The Panmure Testimonial is a land mark visible for miles around that stands on top of Camustone Hill at the western boundary of the Panmure Estate. It was erected in 1839 to commemorate the generosity of William Maule 1st Baron Panmure (1771-1852) by his grateful tenant farmers. During the hot dry summer of 1826 the harvest failed leading to widespread grain shortages and the consequent inability of many of his tenant farmers to pay their rent. The compassionate Lord Panmure's extraordinary response to their plight was to suspend the payment of his tenants rent until such time as they were able to afford to pay it, and in many cases he cancelled their arrears altogether. To show their gratitude the farmers celebrated his generosity, when they were able, by the erection of the handsome Testimonial as a permanent reminder of their Laird's kindness and humanity.

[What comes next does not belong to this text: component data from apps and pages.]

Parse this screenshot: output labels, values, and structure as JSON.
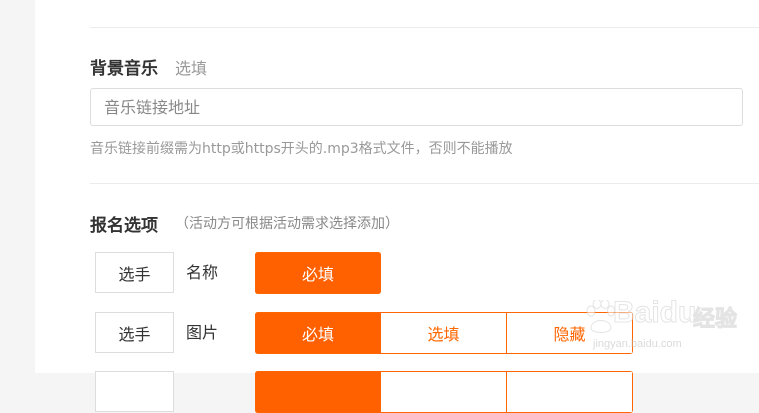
{
  "background_music": {
    "title": "背景音乐",
    "optional_tag": "选填",
    "input_placeholder": "音乐链接地址",
    "input_value": "",
    "note": "音乐链接前缀需为http或https开头的.mp3格式文件，否则不能播放"
  },
  "signup_options": {
    "title": "报名选项",
    "hint": "（活动方可根据活动需求选择添加）",
    "rows": [
      {
        "tag": "选手",
        "field": "名称",
        "options": [
          "必填"
        ],
        "selected": "必填"
      },
      {
        "tag": "选手",
        "field": "图片",
        "options": [
          "必填",
          "选填",
          "隐藏"
        ],
        "selected": "必填"
      }
    ]
  },
  "watermark": {
    "brand": "Baidu",
    "brand_cn": "经验",
    "url": "jingyan.baidu.com"
  },
  "colors": {
    "accent": "#ff6000",
    "text": "#333333",
    "muted": "#999999",
    "border": "#dddddd"
  }
}
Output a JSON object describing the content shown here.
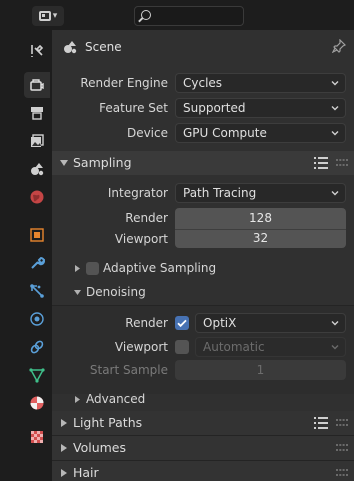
{
  "search": {
    "placeholder": ""
  },
  "header": {
    "title": "Scene"
  },
  "render_engine": {
    "label": "Render Engine",
    "value": "Cycles"
  },
  "feature_set": {
    "label": "Feature Set",
    "value": "Supported"
  },
  "device": {
    "label": "Device",
    "value": "GPU Compute"
  },
  "sampling": {
    "title": "Sampling",
    "integrator": {
      "label": "Integrator",
      "value": "Path Tracing"
    },
    "render": {
      "label": "Render",
      "value": "128"
    },
    "viewport": {
      "label": "Viewport",
      "value": "32"
    },
    "adaptive": {
      "title": "Adaptive Sampling",
      "checked": false
    },
    "denoising": {
      "title": "Denoising",
      "render": {
        "label": "Render",
        "checked": true,
        "value": "OptiX"
      },
      "viewport": {
        "label": "Viewport",
        "checked": false,
        "value": "Automatic"
      },
      "start_sample": {
        "label": "Start Sample",
        "value": "1"
      }
    },
    "advanced": {
      "title": "Advanced"
    }
  },
  "light_paths": {
    "title": "Light Paths"
  },
  "volumes": {
    "title": "Volumes"
  },
  "hair": {
    "title": "Hair"
  },
  "colors": {
    "accent": "#4772b3",
    "panel": "#303030",
    "field": "#545454"
  },
  "tabs": [
    "tool-icon",
    "render-icon",
    "output-icon",
    "view-layer-icon",
    "scene-icon",
    "world-icon",
    "object-icon",
    "modifier-icon",
    "particles-icon",
    "physics-icon",
    "constraints-icon",
    "object-data-icon",
    "material-icon",
    "texture-icon"
  ]
}
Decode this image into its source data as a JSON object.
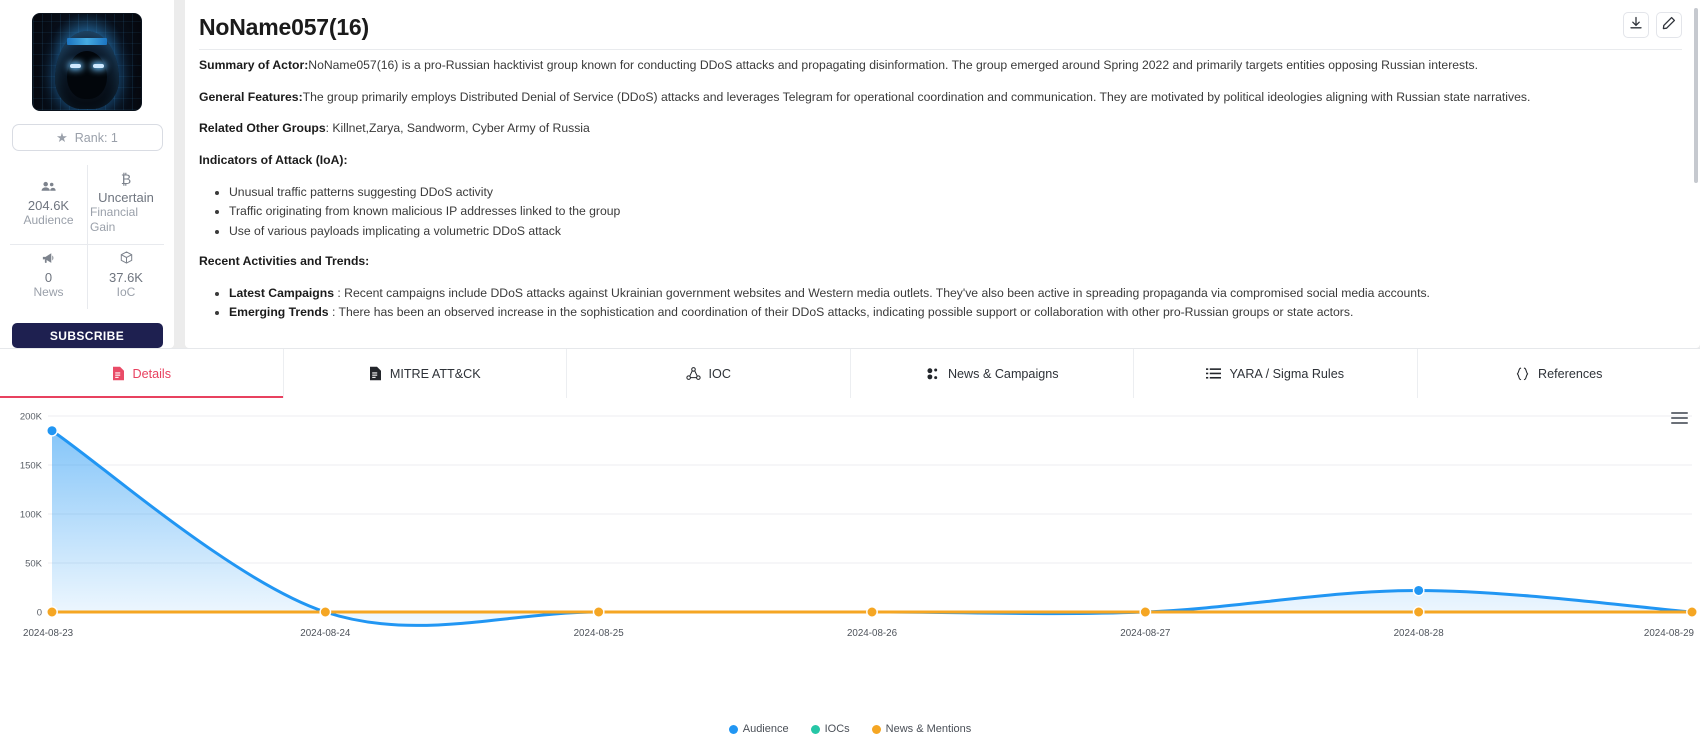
{
  "sidebar": {
    "avatar_alt": "hooded-hacker-avatar",
    "rank_label": "Rank: 1",
    "stats": [
      {
        "icon": "people-icon",
        "value": "204.6K",
        "label": "Audience"
      },
      {
        "icon": "bitcoin-icon",
        "value": "Uncertain",
        "label": "Financial Gain"
      },
      {
        "icon": "megaphone-icon",
        "value": "0",
        "label": "News"
      },
      {
        "icon": "package-icon",
        "value": "37.6K",
        "label": "IoC"
      }
    ],
    "subscribe_label": "SUBSCRIBE"
  },
  "header": {
    "title": "NoName057(16)",
    "download_icon": "download-icon",
    "edit_icon": "pencil-edit-icon"
  },
  "details": {
    "summary_label": "Summary of Actor:",
    "summary_text": "NoName057(16) is a pro-Russian hacktivist group known for conducting DDoS attacks and propagating disinformation. The group emerged around Spring 2022 and primarily targets entities opposing Russian interests.",
    "features_label": "General Features:",
    "features_text": "The group primarily employs Distributed Denial of Service (DDoS) attacks and leverages Telegram for operational coordination and communication. They are motivated by political ideologies aligning with Russian state narratives.",
    "related_label": "Related Other Groups",
    "related_text": ": Killnet,Zarya, Sandworm, Cyber Army of Russia",
    "ioa_heading": "Indicators of Attack (IoA):",
    "ioa_items": [
      "Unusual traffic patterns suggesting DDoS activity",
      "Traffic originating from known malicious IP addresses linked to the group",
      "Use of various payloads implicating a volumetric DDoS attack"
    ],
    "recent_heading": "Recent Activities and Trends:",
    "recent_items": [
      {
        "label": "Latest Campaigns",
        "text": " : Recent campaigns include DDoS attacks against Ukrainian government websites and Western media outlets. They've also been active in spreading propaganda via compromised social media accounts."
      },
      {
        "label": "Emerging Trends",
        "text": " : There has been an observed increase in the sophistication and coordination of their DDoS attacks, indicating possible support or collaboration with other pro-Russian groups or state actors."
      }
    ]
  },
  "tabs": [
    {
      "label": "Details",
      "icon": "document-red-icon",
      "active": true
    },
    {
      "label": "MITRE ATT&CK",
      "icon": "document-icon",
      "active": false
    },
    {
      "label": "IOC",
      "icon": "share-nodes-icon",
      "active": false
    },
    {
      "label": "News & Campaigns",
      "icon": "bubbles-icon",
      "active": false
    },
    {
      "label": "YARA / Sigma Rules",
      "icon": "list-icon",
      "active": false
    },
    {
      "label": "References",
      "icon": "braces-icon",
      "active": false
    }
  ],
  "chart_menu_icon": "hamburger-menu-icon",
  "chart_data": {
    "type": "area",
    "title": "",
    "xlabel": "",
    "ylabel": "",
    "x": [
      "2024-08-23",
      "2024-08-24",
      "2024-08-25",
      "2024-08-26",
      "2024-08-27",
      "2024-08-28",
      "2024-08-29"
    ],
    "yticks": [
      "0",
      "50K",
      "100K",
      "150K",
      "200K"
    ],
    "ytick_values": [
      0,
      50000,
      100000,
      150000,
      200000
    ],
    "ylim": [
      0,
      200000
    ],
    "grid": true,
    "legend_position": "bottom",
    "series": [
      {
        "name": "Audience",
        "color": "#2196f3",
        "values": [
          185000,
          0,
          0,
          0,
          0,
          22000,
          0
        ]
      },
      {
        "name": "IOCs",
        "color": "#26c6a6",
        "values": [
          0,
          0,
          0,
          0,
          0,
          0,
          0
        ]
      },
      {
        "name": "News & Mentions",
        "color": "#f5a623",
        "values": [
          0,
          0,
          0,
          0,
          0,
          0,
          0
        ]
      }
    ]
  }
}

The 32 meter high Panmure Testimonial was designed by architect John Henderson. It is a circular fluted column that supports an urn on the top inside of which is a circular staircase leading up to a viewing platform beneath the urn. At the base of the column is an octagonal pedestal on which four arched buttresses support the column. John Henderson (1804-1862) is a Scottish architect who built many churches in Scotland. His father had been a gardener to Willliam Maule at Brechin Castle.
William Maule was the younger son of George Ramsay, 8th Earl of Dalhousie. In 1782 he succeeded to the Panmure Estates on the death of his great-uncle William Maule, 1st Earl of Panmure, and in the same year assumed by Royal Licence the name and arms of Maule. He was raised to the peerage as Baron Panmure at the coronation of William IV in 1831.